When she got to treatment, she slept. When she woke up, things were different. She started to feel safe and that she could control this disease. After 30 days of in-patient treatment, D.H. started her sober life.
There are several common themes in each story.
Many people with substance use disorder live in denial that they can control their addiction, but the disease progresses until you seek help or hit rock bottom.
Willpower doesn’t help with mental health issues or addiction. You cannot will yourself to feel better.
Many suffer from dual-diagnosis, which begins as a mental health issue and leads to drinking or drug use to cope.
Addiction is a disease that you cannot control.
I am so proud of these women for sharing their stories. They are helping our profession understand mental health and substance use disorders. They are giving others the courage to seek help. Let’s help each other. If you see colleagues who are struggling, reach out to them. If you feel you need help, ask for it. It’s not a sign of weakness; it’s a sign of courage. Don’t be afraid to share your story.

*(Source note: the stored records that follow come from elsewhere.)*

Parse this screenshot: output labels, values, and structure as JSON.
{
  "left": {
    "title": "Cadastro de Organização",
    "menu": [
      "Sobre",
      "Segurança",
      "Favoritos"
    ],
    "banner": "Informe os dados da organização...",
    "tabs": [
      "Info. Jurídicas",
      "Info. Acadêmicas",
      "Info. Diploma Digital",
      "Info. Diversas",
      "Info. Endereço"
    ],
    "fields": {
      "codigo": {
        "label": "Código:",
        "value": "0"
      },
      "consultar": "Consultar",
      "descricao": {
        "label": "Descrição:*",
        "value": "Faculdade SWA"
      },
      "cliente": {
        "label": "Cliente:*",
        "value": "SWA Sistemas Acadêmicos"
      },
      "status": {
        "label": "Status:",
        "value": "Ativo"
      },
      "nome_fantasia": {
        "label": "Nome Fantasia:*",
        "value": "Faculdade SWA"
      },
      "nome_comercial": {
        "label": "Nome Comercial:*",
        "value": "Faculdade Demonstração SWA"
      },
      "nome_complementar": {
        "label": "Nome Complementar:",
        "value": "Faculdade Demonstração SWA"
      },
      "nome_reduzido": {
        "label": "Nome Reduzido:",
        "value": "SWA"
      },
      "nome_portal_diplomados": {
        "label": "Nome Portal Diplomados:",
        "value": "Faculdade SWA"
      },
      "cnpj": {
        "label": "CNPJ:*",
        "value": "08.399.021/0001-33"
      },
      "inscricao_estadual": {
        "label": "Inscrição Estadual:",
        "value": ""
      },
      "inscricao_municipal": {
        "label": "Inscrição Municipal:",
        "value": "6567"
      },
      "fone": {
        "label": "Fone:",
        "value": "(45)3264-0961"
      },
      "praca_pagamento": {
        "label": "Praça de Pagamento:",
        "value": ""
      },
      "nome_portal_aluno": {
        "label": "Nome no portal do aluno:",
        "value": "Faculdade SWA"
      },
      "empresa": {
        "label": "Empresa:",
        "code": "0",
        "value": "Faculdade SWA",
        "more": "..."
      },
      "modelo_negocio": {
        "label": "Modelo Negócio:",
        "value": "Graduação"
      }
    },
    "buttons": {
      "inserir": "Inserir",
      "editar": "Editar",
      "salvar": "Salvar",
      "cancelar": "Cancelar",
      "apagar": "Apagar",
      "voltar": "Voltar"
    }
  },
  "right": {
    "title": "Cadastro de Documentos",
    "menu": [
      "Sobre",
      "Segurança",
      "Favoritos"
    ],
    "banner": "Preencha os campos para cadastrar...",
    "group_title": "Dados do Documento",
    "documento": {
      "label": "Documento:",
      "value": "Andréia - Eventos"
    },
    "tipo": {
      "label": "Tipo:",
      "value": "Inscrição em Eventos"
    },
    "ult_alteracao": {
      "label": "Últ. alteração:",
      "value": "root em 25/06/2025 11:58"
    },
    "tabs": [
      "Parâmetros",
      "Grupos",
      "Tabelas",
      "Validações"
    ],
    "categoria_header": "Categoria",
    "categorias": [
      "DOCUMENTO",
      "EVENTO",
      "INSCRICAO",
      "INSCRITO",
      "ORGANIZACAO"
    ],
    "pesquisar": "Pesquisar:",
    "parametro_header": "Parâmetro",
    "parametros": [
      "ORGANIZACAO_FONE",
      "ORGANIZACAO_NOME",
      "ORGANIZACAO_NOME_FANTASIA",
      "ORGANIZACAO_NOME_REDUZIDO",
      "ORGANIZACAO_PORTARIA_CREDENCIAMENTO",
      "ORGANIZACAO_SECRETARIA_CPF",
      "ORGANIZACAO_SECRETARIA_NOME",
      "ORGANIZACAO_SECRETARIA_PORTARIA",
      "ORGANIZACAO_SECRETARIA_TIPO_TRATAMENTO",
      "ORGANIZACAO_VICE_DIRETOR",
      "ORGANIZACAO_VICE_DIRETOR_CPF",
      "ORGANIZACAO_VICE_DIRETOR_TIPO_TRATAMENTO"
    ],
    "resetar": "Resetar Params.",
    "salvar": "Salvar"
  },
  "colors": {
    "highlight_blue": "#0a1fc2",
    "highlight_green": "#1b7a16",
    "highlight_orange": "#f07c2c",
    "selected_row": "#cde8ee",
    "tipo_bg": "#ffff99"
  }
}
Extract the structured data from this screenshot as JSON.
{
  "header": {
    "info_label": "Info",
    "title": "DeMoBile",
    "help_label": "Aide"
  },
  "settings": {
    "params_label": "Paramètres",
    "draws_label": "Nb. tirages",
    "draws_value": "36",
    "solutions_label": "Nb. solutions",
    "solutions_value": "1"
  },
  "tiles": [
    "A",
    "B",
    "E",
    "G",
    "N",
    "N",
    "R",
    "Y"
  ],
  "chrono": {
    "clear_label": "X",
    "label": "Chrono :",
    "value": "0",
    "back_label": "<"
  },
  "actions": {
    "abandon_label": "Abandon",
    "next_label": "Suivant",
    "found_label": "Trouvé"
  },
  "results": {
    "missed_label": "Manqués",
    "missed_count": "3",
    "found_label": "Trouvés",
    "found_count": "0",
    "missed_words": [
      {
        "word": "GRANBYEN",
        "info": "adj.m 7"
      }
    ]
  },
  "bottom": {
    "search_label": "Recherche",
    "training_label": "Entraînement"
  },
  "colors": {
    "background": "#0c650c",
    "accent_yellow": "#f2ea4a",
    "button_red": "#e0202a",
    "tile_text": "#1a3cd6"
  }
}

If you find yourself stressed, anxious, or overwhelmed, seek help. The Ohio Lawyers Assistance Program helps lawyers, judges and law students manage life's stresses. OLAP has saved lives, careers, marriages and families. All inquiries are confidential. (800) 348-4343 / ohiolap.org